Limiting your puppy’s treat intake is important for many reasons. First, treats don’t have as much nutritional value as food, so you don’t want your puppy to fill up on empty calories. Second, it sets a bad precedent and can increase your puppy’s begging habits. A healthy alternative to treat training is to use puppy food as training rewards. Remember, not all meals have to be eaten from a bowl.
Charting Your Puppy’s Weight and Growth
It’s important to keep track of your puppy’s weight since it is an indicator of health. If a puppy is underweight, they may not be eating enough or getting the right nutrients. If they are overweight, there is extra stress on their joints, which could lead to health problems. A trick to weighing an energetic puppy is to weigh yourself and then weigh yourself holding the puppy. Subtract your own weight and you have your puppy’s weight! Here’s a sample growth chart you can use to track your puppy’s progress:
|Age (in months)||Weight (in pounds)|
Puppy Feeding Tips
Feed your puppy on a schedule and try not to stray too much from it. Start implementing good habits and discouraging bad habits, like begging for table scraps. Don’t give your puppy food scraps while cooking. If you have a young child, do your best to make sure they aren’t feeding the puppy extra treats or food from their own plate.
If your puppy is eating too fast, you can try a slow feeder or a food dispensing toy. This will help your puppy eat slower, provide mental stimulation and work off some of that never-ending puppy energy. You can also stuff plastic toys with high-quality canned food and freeze them to provide interactive and nutritional fun. If you’re changing your puppy’s food, be sure to do so gradually to reduce any chance of gastrointestinal discomfort. It’s also extremely important for puppies to have constant access to clean, fresh water. Like humans, staying hydrated is imperative to a dog’s health. If you have any questions about feeding your puppy, consult a nutrition-focused veterinarian.
How to Select High Quality Puppy Food
For your puppy to grow strong and healthy, feed them the highest quality puppy food. This means feeding your puppy a minimally processed, high-nutrient food diet that meets the AFFCO criteria for the dog “growth” or “all life stages”. Foods classified as “all life stages” are compatible with puppies and can help the healthy growth of large breed dogs.

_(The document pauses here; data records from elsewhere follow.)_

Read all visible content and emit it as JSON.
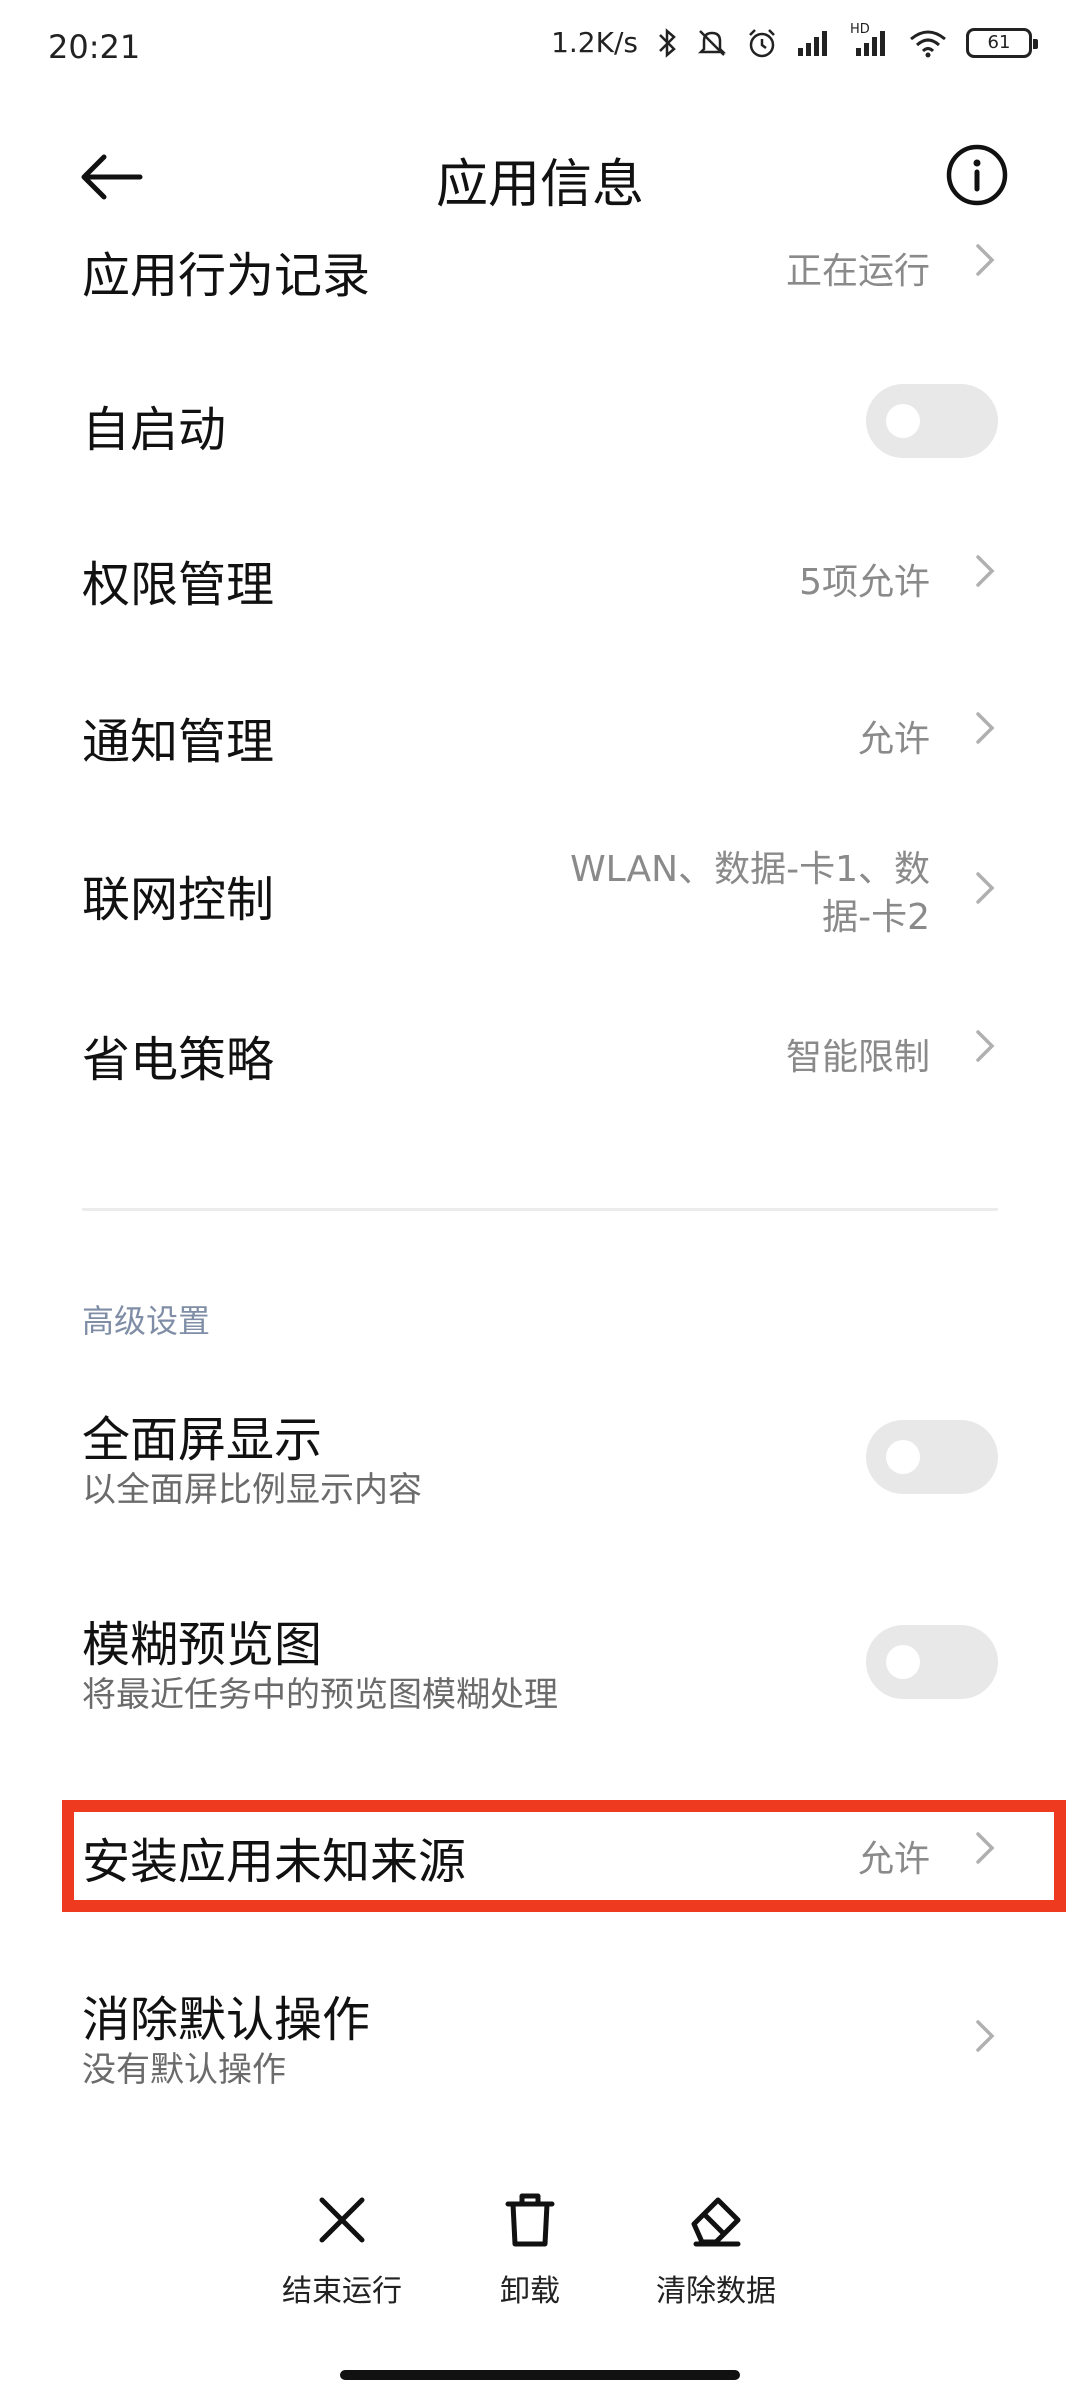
{
  "status_bar": {
    "time": "20:21",
    "network_speed": "1.2K/s",
    "hd_label": "HD",
    "battery": "61",
    "icons": [
      "bluetooth-icon",
      "mute-icon",
      "alarm-icon",
      "signal-icon",
      "signal-hd-icon",
      "wifi-icon",
      "battery-icon"
    ]
  },
  "header": {
    "title": "应用信息",
    "back_icon": "back-arrow-icon",
    "info_icon": "info-icon"
  },
  "rows": {
    "behavior": {
      "title": "应用行为记录",
      "value": "正在运行"
    },
    "autostart": {
      "title": "自启动",
      "toggle_on": false
    },
    "permissions": {
      "title": "权限管理",
      "value": "5项允许"
    },
    "notifications": {
      "title": "通知管理",
      "value": "允许"
    },
    "network": {
      "title": "联网控制",
      "value_line1": "WLAN、数据-卡1、数",
      "value_line2": "据-卡2"
    },
    "battery_saver": {
      "title": "省电策略",
      "value": "智能限制"
    }
  },
  "advanced": {
    "section_title": "高级设置",
    "fullscreen": {
      "title": "全面屏显示",
      "subtitle": "以全面屏比例显示内容",
      "toggle_on": false
    },
    "blur_preview": {
      "title": "模糊预览图",
      "subtitle": "将最近任务中的预览图模糊处理",
      "toggle_on": false
    },
    "unknown_sources": {
      "title": "安装应用未知来源",
      "value": "允许",
      "highlighted": true,
      "highlight_color": "#ee3a1f"
    },
    "clear_defaults": {
      "title": "消除默认操作",
      "subtitle": "没有默认操作"
    }
  },
  "bottom_actions": {
    "force_stop": {
      "label": "结束运行",
      "icon": "close-x-icon"
    },
    "uninstall": {
      "label": "卸载",
      "icon": "trash-icon"
    },
    "clear_data": {
      "label": "清除数据",
      "icon": "eraser-icon"
    }
  }
}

Puppy food contains an appropriate balance of proteins, carbohydrates, fats, vitamins and minerals that provide optimal nutrition. At RAWZ, we know that your puppy is part of the family, and we are proud to provide high quality dog food to help keep them healthy.